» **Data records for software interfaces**
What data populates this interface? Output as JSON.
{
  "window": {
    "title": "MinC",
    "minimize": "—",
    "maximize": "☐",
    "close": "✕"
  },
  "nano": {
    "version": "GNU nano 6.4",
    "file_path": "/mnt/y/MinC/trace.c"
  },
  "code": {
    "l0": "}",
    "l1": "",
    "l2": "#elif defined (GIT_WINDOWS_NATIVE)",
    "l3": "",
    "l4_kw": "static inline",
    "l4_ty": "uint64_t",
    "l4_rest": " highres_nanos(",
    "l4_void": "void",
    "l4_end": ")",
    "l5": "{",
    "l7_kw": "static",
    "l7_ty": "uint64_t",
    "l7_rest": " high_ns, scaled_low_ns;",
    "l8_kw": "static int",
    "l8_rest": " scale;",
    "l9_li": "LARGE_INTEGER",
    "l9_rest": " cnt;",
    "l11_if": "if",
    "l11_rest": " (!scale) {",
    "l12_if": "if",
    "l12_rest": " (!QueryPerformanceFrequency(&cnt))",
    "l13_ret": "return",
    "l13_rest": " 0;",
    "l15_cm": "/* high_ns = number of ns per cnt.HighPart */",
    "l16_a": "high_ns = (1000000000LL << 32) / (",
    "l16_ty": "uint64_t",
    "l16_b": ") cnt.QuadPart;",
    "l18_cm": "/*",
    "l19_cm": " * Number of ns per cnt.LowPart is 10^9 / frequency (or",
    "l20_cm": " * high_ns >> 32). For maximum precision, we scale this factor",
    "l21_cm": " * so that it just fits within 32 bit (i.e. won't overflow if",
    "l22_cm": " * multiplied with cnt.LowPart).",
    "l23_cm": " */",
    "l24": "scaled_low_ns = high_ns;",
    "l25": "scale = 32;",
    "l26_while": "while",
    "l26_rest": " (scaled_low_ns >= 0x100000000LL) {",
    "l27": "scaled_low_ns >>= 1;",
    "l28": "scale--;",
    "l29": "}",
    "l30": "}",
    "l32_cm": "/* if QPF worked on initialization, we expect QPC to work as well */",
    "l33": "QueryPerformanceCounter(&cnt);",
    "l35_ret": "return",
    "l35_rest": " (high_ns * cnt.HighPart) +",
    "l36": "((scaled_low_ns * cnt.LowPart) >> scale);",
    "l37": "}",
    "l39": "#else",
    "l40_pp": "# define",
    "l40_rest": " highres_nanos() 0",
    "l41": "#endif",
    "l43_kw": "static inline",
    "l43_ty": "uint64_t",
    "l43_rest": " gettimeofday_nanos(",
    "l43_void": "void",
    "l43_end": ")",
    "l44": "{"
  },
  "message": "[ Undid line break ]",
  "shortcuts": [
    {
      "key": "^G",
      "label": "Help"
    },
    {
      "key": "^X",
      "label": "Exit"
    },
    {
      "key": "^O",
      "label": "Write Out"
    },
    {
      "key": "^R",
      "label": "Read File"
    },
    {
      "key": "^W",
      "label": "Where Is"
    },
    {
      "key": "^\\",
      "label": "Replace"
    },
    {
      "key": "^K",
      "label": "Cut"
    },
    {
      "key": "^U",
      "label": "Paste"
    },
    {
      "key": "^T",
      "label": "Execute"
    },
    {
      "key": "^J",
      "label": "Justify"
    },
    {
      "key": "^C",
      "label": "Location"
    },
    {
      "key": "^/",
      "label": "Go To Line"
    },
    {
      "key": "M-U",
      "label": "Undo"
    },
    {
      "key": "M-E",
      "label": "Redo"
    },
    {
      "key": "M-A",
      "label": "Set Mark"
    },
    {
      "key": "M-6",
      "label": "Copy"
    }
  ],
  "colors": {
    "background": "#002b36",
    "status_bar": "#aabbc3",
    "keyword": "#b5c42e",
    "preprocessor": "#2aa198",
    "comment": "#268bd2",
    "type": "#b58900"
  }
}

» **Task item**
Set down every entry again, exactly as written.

» **Output for this exercise**
What data populates this interface? Output as JSON.
{
  "window": {
    "title": "MinC",
    "minimize": "—",
    "maximize": "☐",
    "close": "✕"
  },
  "nano": {
    "version": "GNU nano 6.4",
    "file_path": "/mnt/y/MinC/trace.c"
  },
  "code": {
    "l0": "}",
    "l1": "",
    "l2": "#elif defined (GIT_WINDOWS_NATIVE)",
    "l3": "",
    "l4_kw": "static inline",
    "l4_ty": "uint64_t",
    "l4_rest": " highres_nanos(",
    "l4_void": "void",
    "l4_end": ")",
    "l5": "{",
    "l7_kw": "static",
    "l7_ty": "uint64_t",
    "l7_rest": " high_ns, scaled_low_ns;",
    "l8_kw": "static int",
    "l8_rest": " scale;",
    "l9_li": "LARGE_INTEGER",
    "l9_rest": " cnt;",
    "l11_if": "if",
    "l11_rest": " (!scale) {",
    "l12_if": "if",
    "l12_rest": " (!QueryPerformanceFrequency(&cnt))",
    "l13_ret": "return",
    "l13_rest": " 0;",
    "l15_cm": "/* high_ns = number of ns per cnt.HighPart */",
    "l16_a": "high_ns = (1000000000LL << 32) / (",
    "l16_ty": "uint64_t",
    "l16_b": ") cnt.QuadPart;",
    "l18_cm": "/*",
    "l19_cm": " * Number of ns per cnt.LowPart is 10^9 / frequency (or",
    "l20_cm": " * high_ns >> 32). For maximum precision, we scale this factor",
    "l21_cm": " * so that it just fits within 32 bit (i.e. won't overflow if",
    "l22_cm": " * multiplied with cnt.LowPart).",
    "l23_cm": " */",
    "l24": "scaled_low_ns = high_ns;",
    "l25": "scale = 32;",
    "l26_while": "while",
    "l26_rest": " (scaled_low_ns >= 0x100000000LL) {",
    "l27": "scaled_low_ns >>= 1;",
    "l28": "scale--;",
    "l29": "}",
    "l30": "}",
    "l32_cm": "/* if QPF worked on initialization, we expect QPC to work as well */",
    "l33": "QueryPerformanceCounter(&cnt);",
    "l35_ret": "return",
    "l35_rest": " (high_ns * cnt.HighPart) +",
    "l36": "((scaled_low_ns * cnt.LowPart) >> scale);",
    "l37": "}",
    "l39": "#else",
    "l40_pp": "# define",
    "l40_rest": " highres_nanos() 0",
    "l41": "#endif",
    "l43_kw": "static inline",
    "l43_ty": "uint64_t",
    "l43_rest": " gettimeofday_nanos(",
    "l43_void": "void",
    "l43_end": ")",
    "l44": "{"
  },
  "message": "[ Undid line break ]",
  "shortcuts": [
    {
      "key": "^G",
      "label": "Help"
    },
    {
      "key": "^X",
      "label": "Exit"
    },
    {
      "key": "^O",
      "label": "Write Out"
    },
    {
      "key": "^R",
      "label": "Read File"
    },
    {
      "key": "^W",
      "label": "Where Is"
    },
    {
      "key": "^\\",
      "label": "Replace"
    },
    {
      "key": "^K",
      "label": "Cut"
    },
    {
      "key": "^U",
      "label": "Paste"
    },
    {
      "key": "^T",
      "label": "Execute"
    },
    {
      "key": "^J",
      "label": "Justify"
    },
    {
      "key": "^C",
      "label": "Location"
    },
    {
      "key": "^/",
      "label": "Go To Line"
    },
    {
      "key": "M-U",
      "label": "Undo"
    },
    {
      "key": "M-E",
      "label": "Redo"
    },
    {
      "key": "M-A",
      "label": "Set Mark"
    },
    {
      "key": "M-6",
      "label": "Copy"
    }
  ],
  "colors": {
    "background": "#002b36",
    "status_bar": "#aabbc3",
    "keyword": "#b5c42e",
    "preprocessor": "#2aa198",
    "comment": "#268bd2",
    "type": "#b58900"
  }
}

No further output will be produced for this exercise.